- Task description
Repeat the entries shown below with every word and mark intact.

Data records for software interfaces
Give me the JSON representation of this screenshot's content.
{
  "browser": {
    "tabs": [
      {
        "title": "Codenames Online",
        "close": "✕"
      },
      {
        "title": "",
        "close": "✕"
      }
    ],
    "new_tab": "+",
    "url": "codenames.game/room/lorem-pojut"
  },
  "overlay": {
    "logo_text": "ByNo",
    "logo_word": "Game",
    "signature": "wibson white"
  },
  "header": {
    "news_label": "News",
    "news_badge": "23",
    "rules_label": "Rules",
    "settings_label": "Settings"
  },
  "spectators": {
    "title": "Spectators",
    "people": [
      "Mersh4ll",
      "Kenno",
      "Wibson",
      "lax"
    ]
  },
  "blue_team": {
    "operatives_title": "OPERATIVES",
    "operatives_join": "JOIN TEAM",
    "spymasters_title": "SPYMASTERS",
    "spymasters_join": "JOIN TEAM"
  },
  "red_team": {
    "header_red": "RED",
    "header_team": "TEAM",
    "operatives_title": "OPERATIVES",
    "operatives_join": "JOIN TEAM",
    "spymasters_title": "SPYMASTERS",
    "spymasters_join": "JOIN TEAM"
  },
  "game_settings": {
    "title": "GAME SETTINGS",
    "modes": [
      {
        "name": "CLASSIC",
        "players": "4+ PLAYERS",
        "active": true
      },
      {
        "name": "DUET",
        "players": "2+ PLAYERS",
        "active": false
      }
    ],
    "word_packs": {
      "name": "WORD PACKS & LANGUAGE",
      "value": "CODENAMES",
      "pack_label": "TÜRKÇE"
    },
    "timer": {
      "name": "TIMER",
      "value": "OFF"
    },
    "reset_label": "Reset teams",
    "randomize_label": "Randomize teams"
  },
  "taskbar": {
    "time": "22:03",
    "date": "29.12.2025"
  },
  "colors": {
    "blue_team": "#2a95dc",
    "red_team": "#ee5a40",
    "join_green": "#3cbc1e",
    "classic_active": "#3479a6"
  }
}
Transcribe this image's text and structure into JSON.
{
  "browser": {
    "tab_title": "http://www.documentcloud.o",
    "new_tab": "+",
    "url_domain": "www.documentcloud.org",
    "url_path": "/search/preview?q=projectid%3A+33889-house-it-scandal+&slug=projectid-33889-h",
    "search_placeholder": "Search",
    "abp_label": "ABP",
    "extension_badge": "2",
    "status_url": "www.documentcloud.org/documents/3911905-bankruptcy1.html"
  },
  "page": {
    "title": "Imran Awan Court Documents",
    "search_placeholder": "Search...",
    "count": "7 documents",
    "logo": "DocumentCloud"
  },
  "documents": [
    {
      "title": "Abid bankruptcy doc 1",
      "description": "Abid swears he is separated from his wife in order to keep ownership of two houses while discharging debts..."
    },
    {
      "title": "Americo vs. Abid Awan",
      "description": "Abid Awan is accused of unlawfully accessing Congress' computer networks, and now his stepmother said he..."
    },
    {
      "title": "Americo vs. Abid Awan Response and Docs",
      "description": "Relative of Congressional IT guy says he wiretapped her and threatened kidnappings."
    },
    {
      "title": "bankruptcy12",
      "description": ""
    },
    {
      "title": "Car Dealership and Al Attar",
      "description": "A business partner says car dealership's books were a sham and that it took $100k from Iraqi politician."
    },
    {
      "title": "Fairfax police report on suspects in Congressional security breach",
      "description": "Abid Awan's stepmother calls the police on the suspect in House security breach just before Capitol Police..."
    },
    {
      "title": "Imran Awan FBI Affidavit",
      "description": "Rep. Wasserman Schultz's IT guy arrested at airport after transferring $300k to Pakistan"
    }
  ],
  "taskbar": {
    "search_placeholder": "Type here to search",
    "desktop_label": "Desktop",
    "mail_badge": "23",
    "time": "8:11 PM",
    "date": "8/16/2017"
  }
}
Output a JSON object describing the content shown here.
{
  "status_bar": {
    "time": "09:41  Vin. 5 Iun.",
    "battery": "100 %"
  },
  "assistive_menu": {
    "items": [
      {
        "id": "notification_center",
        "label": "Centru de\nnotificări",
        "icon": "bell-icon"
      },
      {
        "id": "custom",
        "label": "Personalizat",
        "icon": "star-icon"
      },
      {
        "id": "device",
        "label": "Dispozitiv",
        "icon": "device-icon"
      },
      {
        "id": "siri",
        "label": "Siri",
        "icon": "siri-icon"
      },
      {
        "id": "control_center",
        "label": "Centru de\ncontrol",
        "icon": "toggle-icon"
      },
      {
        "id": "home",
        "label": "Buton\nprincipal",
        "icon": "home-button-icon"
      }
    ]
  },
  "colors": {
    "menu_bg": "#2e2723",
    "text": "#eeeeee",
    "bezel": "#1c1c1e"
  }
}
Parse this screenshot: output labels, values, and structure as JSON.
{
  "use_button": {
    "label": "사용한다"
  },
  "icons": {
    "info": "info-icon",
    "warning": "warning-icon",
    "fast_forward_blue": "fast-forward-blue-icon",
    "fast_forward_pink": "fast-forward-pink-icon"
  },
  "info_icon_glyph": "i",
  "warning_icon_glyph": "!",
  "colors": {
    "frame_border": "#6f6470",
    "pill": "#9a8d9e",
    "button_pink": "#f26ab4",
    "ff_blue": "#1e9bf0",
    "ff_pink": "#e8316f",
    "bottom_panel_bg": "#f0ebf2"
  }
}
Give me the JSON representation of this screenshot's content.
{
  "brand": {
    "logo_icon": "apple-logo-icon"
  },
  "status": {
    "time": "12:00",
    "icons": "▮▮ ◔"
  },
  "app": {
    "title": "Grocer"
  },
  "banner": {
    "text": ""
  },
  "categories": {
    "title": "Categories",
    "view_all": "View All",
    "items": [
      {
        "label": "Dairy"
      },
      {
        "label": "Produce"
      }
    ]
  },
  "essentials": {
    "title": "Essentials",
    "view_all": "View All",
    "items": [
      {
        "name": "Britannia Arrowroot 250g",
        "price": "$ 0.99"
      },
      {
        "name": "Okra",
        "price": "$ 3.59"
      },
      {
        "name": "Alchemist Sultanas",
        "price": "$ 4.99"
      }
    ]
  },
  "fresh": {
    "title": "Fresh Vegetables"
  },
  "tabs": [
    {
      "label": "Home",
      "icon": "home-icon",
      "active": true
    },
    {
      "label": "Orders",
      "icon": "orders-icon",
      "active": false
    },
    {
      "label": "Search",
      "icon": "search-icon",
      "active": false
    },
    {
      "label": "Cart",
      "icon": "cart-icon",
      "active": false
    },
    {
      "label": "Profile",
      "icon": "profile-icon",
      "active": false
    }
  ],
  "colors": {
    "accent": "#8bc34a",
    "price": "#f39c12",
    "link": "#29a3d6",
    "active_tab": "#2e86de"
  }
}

- Written solution
Give me the JSON representation of this screenshot's content.
{
  "browser": {
    "tabs": [
      {
        "title": "Codenames Online",
        "close": "✕"
      },
      {
        "title": "",
        "close": "✕"
      }
    ],
    "new_tab": "+",
    "url": "codenames.game/room/lorem-pojut"
  },
  "overlay": {
    "logo_text": "ByNo",
    "logo_word": "Game",
    "signature": "wibson white"
  },
  "header": {
    "news_label": "News",
    "news_badge": "23",
    "rules_label": "Rules",
    "settings_label": "Settings"
  },
  "spectators": {
    "title": "Spectators",
    "people": [
      "Mersh4ll",
      "Kenno",
      "Wibson",
      "lax"
    ]
  },
  "blue_team": {
    "operatives_title": "OPERATIVES",
    "operatives_join": "JOIN TEAM",
    "spymasters_title": "SPYMASTERS",
    "spymasters_join": "JOIN TEAM"
  },
  "red_team": {
    "header_red": "RED",
    "header_team": "TEAM",
    "operatives_title": "OPERATIVES",
    "operatives_join": "JOIN TEAM",
    "spymasters_title": "SPYMASTERS",
    "spymasters_join": "JOIN TEAM"
  },
  "game_settings": {
    "title": "GAME SETTINGS",
    "modes": [
      {
        "name": "CLASSIC",
        "players": "4+ PLAYERS",
        "active": true
      },
      {
        "name": "DUET",
        "players": "2+ PLAYERS",
        "active": false
      }
    ],
    "word_packs": {
      "name": "WORD PACKS & LANGUAGE",
      "value": "CODENAMES",
      "pack_label": "TÜRKÇE"
    },
    "timer": {
      "name": "TIMER",
      "value": "OFF"
    },
    "reset_label": "Reset teams",
    "randomize_label": "Randomize teams"
  },
  "taskbar": {
    "time": "22:03",
    "date": "29.12.2025"
  },
  "colors": {
    "blue_team": "#2a95dc",
    "red_team": "#ee5a40",
    "join_green": "#3cbc1e",
    "classic_active": "#3479a6"
  }
}
Transcribe this image's text and structure into JSON.
{
  "browser": {
    "tab_title": "http://www.documentcloud.o",
    "new_tab": "+",
    "url_domain": "www.documentcloud.org",
    "url_path": "/search/preview?q=projectid%3A+33889-house-it-scandal+&slug=projectid-33889-h",
    "search_placeholder": "Search",
    "abp_label": "ABP",
    "extension_badge": "2",
    "status_url": "www.documentcloud.org/documents/3911905-bankruptcy1.html"
  },
  "page": {
    "title": "Imran Awan Court Documents",
    "search_placeholder": "Search...",
    "count": "7 documents",
    "logo": "DocumentCloud"
  },
  "documents": [
    {
      "title": "Abid bankruptcy doc 1",
      "description": "Abid swears he is separated from his wife in order to keep ownership of two houses while discharging debts..."
    },
    {
      "title": "Americo vs. Abid Awan",
      "description": "Abid Awan is accused of unlawfully accessing Congress' computer networks, and now his stepmother said he..."
    },
    {
      "title": "Americo vs. Abid Awan Response and Docs",
      "description": "Relative of Congressional IT guy says he wiretapped her and threatened kidnappings."
    },
    {
      "title": "bankruptcy12",
      "description": ""
    },
    {
      "title": "Car Dealership and Al Attar",
      "description": "A business partner says car dealership's books were a sham and that it took $100k from Iraqi politician."
    },
    {
      "title": "Fairfax police report on suspects in Congressional security breach",
      "description": "Abid Awan's stepmother calls the police on the suspect in House security breach just before Capitol Police..."
    },
    {
      "title": "Imran Awan FBI Affidavit",
      "description": "Rep. Wasserman Schultz's IT guy arrested at airport after transferring $300k to Pakistan"
    }
  ],
  "taskbar": {
    "search_placeholder": "Type here to search",
    "desktop_label": "Desktop",
    "mail_badge": "23",
    "time": "8:11 PM",
    "date": "8/16/2017"
  }
}
Output a JSON object describing the content shown here.
{
  "status_bar": {
    "time": "09:41  Vin. 5 Iun.",
    "battery": "100 %"
  },
  "assistive_menu": {
    "items": [
      {
        "id": "notification_center",
        "label": "Centru de\nnotificări",
        "icon": "bell-icon"
      },
      {
        "id": "custom",
        "label": "Personalizat",
        "icon": "star-icon"
      },
      {
        "id": "device",
        "label": "Dispozitiv",
        "icon": "device-icon"
      },
      {
        "id": "siri",
        "label": "Siri",
        "icon": "siri-icon"
      },
      {
        "id": "control_center",
        "label": "Centru de\ncontrol",
        "icon": "toggle-icon"
      },
      {
        "id": "home",
        "label": "Buton\nprincipal",
        "icon": "home-button-icon"
      }
    ]
  },
  "colors": {
    "menu_bg": "#2e2723",
    "text": "#eeeeee",
    "bezel": "#1c1c1e"
  }
}
Parse this screenshot: output labels, values, and structure as JSON.
{
  "use_button": {
    "label": "사용한다"
  },
  "icons": {
    "info": "info-icon",
    "warning": "warning-icon",
    "fast_forward_blue": "fast-forward-blue-icon",
    "fast_forward_pink": "fast-forward-pink-icon"
  },
  "info_icon_glyph": "i",
  "warning_icon_glyph": "!",
  "colors": {
    "frame_border": "#6f6470",
    "pill": "#9a8d9e",
    "button_pink": "#f26ab4",
    "ff_blue": "#1e9bf0",
    "ff_pink": "#e8316f",
    "bottom_panel_bg": "#f0ebf2"
  }
}
Give me the JSON representation of this screenshot's content.
{
  "brand": {
    "logo_icon": "apple-logo-icon"
  },
  "status": {
    "time": "12:00",
    "icons": "▮▮ ◔"
  },
  "app": {
    "title": "Grocer"
  },
  "banner": {
    "text": ""
  },
  "categories": {
    "title": "Categories",
    "view_all": "View All",
    "items": [
      {
        "label": "Dairy"
      },
      {
        "label": "Produce"
      }
    ]
  },
  "essentials": {
    "title": "Essentials",
    "view_all": "View All",
    "items": [
      {
        "name": "Britannia Arrowroot 250g",
        "price": "$ 0.99"
      },
      {
        "name": "Okra",
        "price": "$ 3.59"
      },
      {
        "name": "Alchemist Sultanas",
        "price": "$ 4.99"
      }
    ]
  },
  "fresh": {
    "title": "Fresh Vegetables"
  },
  "tabs": [
    {
      "label": "Home",
      "icon": "home-icon",
      "active": true
    },
    {
      "label": "Orders",
      "icon": "orders-icon",
      "active": false
    },
    {
      "label": "Search",
      "icon": "search-icon",
      "active": false
    },
    {
      "label": "Cart",
      "icon": "cart-icon",
      "active": false
    },
    {
      "label": "Profile",
      "icon": "profile-icon",
      "active": false
    }
  ],
  "colors": {
    "accent": "#8bc34a",
    "price": "#f39c12",
    "link": "#29a3d6",
    "active_tab": "#2e86de"
  }
}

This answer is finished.